It’s true that most of us may have had a MySpace profile some year ago, but if you’re anything like me, you probably only maintain one major social media profile at a time. So when Facebook got big enough, I pretty much forgot MySpace existed. Then they tried to rebrand and made that ridiculous new logo and you couldn’t help but feel a bit bad for the days when they were king of the social media space. After all, it’s gotta be weird to look back and wonder what changed, right?

Still, when you get the right people in place, they may even have the power to revive old social media giants. Take celeb Justin Timberlake, who is also the co-owner of MySpace. At this year’s CES, Timberlake kicked off the event Monday with some information about how the website is rebranding to include online discussion and real time television. The latter will be called MySpace TV, and it will encompass the site’s 42 million songs and 100,000 music videos. In other words, like a little YouTube right inside MySpace.

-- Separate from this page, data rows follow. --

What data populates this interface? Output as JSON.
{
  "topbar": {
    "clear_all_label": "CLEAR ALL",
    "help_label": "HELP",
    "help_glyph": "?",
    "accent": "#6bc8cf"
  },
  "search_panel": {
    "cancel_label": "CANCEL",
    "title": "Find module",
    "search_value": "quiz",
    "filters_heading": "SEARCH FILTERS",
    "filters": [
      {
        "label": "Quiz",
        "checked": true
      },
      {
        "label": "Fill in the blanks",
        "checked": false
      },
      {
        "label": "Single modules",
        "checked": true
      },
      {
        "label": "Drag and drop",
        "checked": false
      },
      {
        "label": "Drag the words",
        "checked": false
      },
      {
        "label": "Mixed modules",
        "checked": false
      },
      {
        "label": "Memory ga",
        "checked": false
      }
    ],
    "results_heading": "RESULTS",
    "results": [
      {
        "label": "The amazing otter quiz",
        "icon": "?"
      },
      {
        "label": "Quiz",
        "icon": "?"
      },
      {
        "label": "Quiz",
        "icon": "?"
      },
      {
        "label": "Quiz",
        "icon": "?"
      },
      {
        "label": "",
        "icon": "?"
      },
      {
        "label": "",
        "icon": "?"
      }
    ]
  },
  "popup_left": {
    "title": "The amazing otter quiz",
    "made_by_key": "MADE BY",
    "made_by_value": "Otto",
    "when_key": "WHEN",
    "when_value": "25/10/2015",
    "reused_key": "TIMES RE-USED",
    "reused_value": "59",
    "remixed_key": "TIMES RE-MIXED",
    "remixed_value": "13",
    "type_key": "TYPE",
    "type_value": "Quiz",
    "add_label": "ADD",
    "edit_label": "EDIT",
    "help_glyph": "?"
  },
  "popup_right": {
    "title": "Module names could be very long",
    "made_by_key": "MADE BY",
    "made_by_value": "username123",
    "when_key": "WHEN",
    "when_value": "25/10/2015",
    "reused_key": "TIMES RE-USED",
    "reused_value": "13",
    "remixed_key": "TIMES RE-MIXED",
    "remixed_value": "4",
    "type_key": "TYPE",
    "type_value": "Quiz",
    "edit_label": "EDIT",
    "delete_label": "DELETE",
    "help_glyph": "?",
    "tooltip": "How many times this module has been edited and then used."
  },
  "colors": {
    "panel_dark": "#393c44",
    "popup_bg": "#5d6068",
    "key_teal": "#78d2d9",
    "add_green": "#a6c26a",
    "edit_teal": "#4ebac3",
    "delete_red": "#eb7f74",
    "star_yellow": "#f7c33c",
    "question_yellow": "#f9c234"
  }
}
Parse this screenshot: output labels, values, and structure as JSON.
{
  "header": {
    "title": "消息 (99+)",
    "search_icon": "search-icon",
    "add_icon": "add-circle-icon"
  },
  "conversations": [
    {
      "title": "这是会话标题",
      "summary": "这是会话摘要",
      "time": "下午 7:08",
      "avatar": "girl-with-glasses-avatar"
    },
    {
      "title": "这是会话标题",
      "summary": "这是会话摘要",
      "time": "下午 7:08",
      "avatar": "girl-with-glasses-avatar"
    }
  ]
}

Why should you care, you ask? Well, Timberlake says television combined with social networking is the best big thing. “Why text or email your friends to talk about your favorite programs after they’ve aired when you could be sharing the experience with real-time interactivity from anywhere across the globe?” he says.

So the idea is to chat and interact while you watch TV, which in turn means you’ll pay less attention to the actual program and be more distracted than ever. No offense, Justin, but in this world of constant distraction, I hardly think we need more. Still, surely there will be some people who won’t let the glittery loud memories of MySpace weigh them down and give it a shot.

When it comes to social media, it seems it’s less about what features your site offers and more about where your friends are. For instance, with last year’s Google+ launch, many users seemed excited by the prospects of the new system and to give it a shot over Facebook. However, a few months after the launch, most people were still sitting on Facebook. Why? Not necessarily because it provides the superior networking service, but because their friends were still there — and they want to be where their friends are.

What do you think of interacting with friends via social media while you watch a show? Do you want that option? Would you rather just send a text? Or do you want to be drowned in all the social media you can handle and more?